A new study, entitled “That’s My Truth,” explores the brain’s processes and how opinions can trick cognition. Examining what they call “involuntary opinion-confirmation bias,” psychologists from Ben-Gurion University and Hebrew University in Israel conclude that subjective points of view cause us to process facts more or less rapidly, and thus can hasten or get in the way of accuracy judgments.

The team conducted experiments with multiple groups of subjects. Participants had to make speedy decisions about the grammatical accuracy of sentences, and subsequently rated their agreement with the statements. The researchers then looked at the relationship between the two activities, objective and subjective, to see if subjectivity influenced cognitive processing time in the objective task.

Across the experiments, the psychologists found that participants more readily verify the grammar of a statement when it corresponds to their personal opinion. In other words, when study subjects agreed with what they read, they could also quickly determine whether the sentences were grammatically accurate. When subjects disagreed with the substance of the sentence, however, it took them longer to decide whether the grammar was correct. Brains seem to involuntarily process the factual aspects of opinion statements differently depending on the extent to which they agree with the subjective points of view.

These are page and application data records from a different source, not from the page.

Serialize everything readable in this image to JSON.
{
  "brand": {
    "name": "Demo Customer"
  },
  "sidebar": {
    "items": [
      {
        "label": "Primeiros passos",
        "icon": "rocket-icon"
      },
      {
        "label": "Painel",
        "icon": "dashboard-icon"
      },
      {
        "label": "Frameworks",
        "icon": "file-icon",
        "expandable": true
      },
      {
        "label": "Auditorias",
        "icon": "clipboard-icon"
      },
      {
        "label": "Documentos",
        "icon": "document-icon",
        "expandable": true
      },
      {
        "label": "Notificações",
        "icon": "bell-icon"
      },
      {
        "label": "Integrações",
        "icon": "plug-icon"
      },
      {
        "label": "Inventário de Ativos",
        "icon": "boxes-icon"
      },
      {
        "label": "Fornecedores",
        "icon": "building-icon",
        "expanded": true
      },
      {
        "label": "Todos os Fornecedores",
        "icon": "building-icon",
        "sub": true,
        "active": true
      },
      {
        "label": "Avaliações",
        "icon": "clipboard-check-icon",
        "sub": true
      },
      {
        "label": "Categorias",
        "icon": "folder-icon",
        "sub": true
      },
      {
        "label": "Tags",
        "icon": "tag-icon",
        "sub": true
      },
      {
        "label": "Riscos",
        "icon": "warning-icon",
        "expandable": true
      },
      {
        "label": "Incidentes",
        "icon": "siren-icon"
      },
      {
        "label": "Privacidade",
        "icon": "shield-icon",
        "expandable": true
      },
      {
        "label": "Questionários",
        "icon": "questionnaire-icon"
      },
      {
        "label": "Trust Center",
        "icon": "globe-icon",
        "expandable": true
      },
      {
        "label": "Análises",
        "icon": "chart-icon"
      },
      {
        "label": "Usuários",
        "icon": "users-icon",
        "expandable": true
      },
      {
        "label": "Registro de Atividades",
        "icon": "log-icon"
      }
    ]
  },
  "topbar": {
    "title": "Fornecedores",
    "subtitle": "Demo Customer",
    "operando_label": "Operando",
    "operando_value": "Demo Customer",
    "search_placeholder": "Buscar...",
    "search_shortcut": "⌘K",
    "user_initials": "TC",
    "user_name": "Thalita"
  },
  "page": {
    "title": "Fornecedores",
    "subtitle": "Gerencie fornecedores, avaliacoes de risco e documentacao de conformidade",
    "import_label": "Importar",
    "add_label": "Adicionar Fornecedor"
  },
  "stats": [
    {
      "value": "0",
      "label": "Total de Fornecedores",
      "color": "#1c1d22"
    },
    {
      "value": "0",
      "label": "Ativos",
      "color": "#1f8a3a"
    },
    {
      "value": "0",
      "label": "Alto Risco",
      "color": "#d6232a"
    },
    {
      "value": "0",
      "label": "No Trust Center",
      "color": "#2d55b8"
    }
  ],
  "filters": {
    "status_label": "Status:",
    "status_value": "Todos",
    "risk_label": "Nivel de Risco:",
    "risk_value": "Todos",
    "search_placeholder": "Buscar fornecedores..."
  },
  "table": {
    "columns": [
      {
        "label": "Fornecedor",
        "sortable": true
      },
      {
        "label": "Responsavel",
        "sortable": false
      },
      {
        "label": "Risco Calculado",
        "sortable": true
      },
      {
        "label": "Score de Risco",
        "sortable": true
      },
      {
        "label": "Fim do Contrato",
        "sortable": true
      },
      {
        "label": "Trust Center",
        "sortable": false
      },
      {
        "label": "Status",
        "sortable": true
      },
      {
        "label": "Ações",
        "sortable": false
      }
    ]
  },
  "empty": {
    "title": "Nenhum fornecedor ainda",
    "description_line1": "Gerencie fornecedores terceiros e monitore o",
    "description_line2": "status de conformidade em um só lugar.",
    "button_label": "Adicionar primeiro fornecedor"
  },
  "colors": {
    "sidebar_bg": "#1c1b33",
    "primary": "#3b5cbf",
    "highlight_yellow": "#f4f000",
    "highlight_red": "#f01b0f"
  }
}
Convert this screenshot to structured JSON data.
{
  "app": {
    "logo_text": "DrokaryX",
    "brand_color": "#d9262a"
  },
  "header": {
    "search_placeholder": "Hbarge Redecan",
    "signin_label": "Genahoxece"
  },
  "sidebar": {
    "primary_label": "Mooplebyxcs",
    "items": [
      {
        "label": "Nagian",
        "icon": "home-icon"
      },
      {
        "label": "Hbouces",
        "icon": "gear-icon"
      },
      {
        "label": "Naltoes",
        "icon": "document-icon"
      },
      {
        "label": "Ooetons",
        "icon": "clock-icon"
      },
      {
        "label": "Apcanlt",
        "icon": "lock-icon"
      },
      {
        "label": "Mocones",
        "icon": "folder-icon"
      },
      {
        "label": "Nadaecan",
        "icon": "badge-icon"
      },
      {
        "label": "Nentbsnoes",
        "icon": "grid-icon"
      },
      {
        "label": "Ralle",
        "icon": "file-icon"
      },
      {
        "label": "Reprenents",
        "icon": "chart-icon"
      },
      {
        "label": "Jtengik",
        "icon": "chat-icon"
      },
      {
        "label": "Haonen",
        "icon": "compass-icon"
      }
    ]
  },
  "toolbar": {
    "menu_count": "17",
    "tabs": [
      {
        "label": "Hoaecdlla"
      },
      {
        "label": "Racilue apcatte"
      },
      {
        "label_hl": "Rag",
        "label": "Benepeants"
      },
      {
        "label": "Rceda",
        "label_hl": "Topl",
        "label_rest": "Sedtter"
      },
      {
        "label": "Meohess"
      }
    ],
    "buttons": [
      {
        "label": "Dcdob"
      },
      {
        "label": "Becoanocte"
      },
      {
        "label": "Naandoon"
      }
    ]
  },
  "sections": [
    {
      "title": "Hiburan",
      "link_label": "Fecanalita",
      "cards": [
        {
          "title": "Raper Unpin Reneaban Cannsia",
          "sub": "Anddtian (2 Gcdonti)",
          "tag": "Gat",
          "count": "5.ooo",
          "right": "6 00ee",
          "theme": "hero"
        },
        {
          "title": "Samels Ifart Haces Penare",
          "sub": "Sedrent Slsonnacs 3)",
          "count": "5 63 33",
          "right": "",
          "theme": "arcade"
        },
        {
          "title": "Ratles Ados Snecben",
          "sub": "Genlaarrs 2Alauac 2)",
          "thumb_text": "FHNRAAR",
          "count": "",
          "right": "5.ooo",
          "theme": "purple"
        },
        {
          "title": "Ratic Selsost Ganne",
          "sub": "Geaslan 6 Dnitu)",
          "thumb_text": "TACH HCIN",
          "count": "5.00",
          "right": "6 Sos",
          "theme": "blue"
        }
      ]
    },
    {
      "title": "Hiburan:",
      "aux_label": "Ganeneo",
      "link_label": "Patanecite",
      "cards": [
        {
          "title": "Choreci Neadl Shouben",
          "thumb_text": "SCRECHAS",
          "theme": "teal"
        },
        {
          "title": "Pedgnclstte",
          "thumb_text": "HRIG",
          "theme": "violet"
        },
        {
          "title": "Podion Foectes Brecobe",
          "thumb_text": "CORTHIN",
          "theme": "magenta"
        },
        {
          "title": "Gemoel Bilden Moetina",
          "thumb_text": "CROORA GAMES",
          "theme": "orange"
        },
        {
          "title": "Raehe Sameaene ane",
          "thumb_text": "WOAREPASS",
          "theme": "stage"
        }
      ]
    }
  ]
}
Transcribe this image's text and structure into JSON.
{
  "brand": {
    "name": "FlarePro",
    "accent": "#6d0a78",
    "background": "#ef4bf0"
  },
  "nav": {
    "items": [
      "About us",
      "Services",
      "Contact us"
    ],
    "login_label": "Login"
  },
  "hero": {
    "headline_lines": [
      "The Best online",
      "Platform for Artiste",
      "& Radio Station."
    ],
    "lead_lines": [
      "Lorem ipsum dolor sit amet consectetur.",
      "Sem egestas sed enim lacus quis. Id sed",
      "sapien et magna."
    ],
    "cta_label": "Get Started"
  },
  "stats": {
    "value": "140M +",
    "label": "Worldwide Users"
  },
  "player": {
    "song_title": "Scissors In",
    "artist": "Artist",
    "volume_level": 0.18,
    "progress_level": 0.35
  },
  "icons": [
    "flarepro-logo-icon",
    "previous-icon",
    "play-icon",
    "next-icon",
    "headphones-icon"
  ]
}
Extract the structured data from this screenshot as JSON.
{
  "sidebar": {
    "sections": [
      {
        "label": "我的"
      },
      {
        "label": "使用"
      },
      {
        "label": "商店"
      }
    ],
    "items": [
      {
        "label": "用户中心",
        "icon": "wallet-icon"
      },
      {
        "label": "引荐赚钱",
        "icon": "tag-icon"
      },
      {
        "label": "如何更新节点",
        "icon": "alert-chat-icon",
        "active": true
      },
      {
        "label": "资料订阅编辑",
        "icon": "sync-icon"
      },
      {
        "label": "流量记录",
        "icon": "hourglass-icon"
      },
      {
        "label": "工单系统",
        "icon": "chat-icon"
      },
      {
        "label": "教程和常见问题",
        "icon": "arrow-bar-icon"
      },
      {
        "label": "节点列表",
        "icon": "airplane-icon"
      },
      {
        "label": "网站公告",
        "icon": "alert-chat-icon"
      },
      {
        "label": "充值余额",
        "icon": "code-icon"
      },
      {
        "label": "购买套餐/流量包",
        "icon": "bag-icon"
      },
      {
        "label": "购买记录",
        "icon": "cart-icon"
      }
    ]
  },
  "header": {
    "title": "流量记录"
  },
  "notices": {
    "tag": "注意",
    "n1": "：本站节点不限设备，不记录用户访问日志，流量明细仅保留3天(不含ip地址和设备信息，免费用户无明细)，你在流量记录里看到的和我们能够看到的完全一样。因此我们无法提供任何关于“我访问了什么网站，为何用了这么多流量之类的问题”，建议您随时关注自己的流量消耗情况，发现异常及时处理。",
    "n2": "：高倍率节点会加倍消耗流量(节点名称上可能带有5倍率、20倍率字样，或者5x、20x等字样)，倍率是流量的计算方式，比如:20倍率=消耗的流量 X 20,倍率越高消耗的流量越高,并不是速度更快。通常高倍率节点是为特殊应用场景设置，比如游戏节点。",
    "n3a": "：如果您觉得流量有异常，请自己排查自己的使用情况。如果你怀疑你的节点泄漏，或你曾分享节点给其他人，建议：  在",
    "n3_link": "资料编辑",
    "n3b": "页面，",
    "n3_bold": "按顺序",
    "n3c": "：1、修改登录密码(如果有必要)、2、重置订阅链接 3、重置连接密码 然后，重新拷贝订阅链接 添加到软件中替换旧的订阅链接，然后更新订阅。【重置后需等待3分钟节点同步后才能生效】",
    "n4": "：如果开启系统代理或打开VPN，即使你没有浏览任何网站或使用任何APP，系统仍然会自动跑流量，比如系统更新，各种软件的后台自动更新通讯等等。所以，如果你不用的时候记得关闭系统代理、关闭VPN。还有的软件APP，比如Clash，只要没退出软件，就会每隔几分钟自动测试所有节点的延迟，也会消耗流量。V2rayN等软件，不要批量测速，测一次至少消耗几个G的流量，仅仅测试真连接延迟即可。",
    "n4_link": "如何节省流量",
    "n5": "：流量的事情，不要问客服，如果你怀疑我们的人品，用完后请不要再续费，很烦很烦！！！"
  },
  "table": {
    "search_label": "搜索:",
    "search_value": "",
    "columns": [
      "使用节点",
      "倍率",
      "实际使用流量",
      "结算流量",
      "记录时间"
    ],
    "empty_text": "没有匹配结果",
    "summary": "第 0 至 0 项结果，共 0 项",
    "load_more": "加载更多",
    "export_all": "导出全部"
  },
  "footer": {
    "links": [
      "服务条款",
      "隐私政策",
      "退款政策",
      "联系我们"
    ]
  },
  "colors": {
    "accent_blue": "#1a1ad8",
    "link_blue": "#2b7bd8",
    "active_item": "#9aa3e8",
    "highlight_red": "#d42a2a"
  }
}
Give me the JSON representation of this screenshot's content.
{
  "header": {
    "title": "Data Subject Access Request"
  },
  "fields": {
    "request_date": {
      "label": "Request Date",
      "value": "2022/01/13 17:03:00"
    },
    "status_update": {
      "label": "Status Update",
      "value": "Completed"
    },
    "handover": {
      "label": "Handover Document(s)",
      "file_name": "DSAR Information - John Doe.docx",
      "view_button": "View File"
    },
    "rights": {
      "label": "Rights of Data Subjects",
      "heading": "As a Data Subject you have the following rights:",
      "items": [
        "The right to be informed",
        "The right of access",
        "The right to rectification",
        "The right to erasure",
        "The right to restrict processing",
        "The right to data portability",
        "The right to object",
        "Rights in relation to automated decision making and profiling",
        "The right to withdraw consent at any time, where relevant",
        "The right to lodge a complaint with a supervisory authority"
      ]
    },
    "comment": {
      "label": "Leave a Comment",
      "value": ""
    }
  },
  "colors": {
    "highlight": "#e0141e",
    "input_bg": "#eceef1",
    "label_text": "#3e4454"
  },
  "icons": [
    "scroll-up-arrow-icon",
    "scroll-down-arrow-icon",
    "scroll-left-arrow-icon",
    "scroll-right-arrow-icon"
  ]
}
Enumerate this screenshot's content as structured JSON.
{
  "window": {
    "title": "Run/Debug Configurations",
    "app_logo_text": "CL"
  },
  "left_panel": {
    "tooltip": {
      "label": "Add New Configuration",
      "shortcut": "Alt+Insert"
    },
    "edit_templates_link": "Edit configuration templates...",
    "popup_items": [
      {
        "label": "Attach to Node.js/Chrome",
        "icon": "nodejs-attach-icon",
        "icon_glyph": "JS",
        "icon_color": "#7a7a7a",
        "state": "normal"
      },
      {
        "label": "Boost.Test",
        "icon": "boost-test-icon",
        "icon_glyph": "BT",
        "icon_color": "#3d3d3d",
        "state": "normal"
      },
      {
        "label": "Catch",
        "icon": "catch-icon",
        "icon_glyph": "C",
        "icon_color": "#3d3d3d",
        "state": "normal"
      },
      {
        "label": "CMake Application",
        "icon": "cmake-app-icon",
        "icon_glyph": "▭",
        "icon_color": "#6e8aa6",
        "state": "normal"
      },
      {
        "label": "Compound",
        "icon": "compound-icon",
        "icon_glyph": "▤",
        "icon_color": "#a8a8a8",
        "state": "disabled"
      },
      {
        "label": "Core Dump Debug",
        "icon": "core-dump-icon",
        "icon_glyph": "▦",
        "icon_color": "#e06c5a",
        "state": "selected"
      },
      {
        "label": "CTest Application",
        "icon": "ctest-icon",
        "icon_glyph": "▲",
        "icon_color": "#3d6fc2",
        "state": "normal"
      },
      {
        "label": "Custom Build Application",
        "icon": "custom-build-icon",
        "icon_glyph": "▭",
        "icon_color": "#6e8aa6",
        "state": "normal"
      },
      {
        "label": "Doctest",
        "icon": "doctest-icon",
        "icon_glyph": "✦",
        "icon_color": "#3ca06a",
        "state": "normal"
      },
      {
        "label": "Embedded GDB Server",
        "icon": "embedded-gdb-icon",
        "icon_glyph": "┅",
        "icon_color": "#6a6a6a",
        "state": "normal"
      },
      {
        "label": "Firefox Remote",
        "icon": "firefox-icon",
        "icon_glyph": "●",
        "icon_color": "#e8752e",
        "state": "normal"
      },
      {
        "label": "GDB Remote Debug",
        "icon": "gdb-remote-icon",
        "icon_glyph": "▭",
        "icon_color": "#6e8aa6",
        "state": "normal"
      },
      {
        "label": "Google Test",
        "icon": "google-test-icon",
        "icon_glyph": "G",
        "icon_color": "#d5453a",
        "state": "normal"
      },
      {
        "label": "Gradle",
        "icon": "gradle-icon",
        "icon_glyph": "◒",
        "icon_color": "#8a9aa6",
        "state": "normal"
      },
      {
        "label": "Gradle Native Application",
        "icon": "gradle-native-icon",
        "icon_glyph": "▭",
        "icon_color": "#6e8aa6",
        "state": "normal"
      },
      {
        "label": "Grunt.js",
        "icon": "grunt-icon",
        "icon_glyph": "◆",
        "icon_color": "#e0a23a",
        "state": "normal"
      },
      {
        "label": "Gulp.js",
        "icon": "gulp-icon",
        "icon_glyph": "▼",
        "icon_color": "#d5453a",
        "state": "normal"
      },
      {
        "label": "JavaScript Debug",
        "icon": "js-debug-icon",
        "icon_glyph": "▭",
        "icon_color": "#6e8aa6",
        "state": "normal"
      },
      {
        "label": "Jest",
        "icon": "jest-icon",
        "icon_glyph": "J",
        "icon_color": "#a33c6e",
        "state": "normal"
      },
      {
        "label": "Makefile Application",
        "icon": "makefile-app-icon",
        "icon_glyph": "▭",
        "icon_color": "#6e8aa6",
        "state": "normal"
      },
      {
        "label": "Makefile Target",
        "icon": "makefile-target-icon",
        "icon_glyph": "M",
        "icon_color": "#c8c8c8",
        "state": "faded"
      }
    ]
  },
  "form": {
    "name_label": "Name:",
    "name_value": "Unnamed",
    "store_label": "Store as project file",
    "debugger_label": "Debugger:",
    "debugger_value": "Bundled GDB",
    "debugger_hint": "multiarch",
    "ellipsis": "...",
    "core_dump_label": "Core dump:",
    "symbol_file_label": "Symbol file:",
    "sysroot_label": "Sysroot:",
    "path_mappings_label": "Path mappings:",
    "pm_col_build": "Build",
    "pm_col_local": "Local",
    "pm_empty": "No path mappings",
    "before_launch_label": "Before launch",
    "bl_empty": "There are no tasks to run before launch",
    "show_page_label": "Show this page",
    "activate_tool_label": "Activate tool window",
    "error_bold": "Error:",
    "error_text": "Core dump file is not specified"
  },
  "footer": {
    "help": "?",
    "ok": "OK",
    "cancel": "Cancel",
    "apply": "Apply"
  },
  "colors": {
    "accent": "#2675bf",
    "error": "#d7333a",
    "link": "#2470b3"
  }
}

The study, published in the April 4 issue of the journal Social Psychological and Personality Science (paywall), may help explain why people across political divides can’t agree on the meaning of, well, anything. Factual information, which on the surface seems solid—if not indisputable—is apparently subject to the involuntary processes of cognition. And the way we receive information is influenced by our opinions, or what we already believe to be true. In that case then, pretty much everything is subject to dispute.

In the first experiment, the researchers presented subjects with 88 written statements displayed in random order, half grammatically correct and the other half incorrect. The sentences appeared on screen for 2 seconds, and remained for 2 seconds after an answer was given. The subjects could all quickly judge the grammar as right or wrong to a high degree of accuracy—about 97%—making an average of only one mistake each.

After the grammatical judgment task, the statements were all presented again but every sentence was grammatically correct. This time participants rated their agreement with the statements on a 4-point scale. The researchers then correlated the two activities, looking at processing time in the grammatical judgment task and the extent of agreement expressed with the opinion statements in the second test.

The psychologists discovered that—unconsciously—the subjects took longer to answer the grammar questions when they disagreed with opinions expressed in the statements. “The results demonstrate that agreement with a stated opinion can have a rapid and involuntary effect on its cognitive processing,” they write. “Importantly, the demonstration of such a knee-jerk acceptance [or] rejection of opinions may help explain people’s remarkable ability to remain entrenched in their convictions.”

Human beings are less rational than we wish to believe, according to the psychologists. The findings are in line with previous research into the “epistemic Stroop effect,” which shows people involuntarily reject factual propositions that conflict with their worldview. “The distinction between factual truths and opinions held to be true is pivotal for rational discourse,” the team writes. “However, this distinction may apparently be somewhat murky within human psychology.”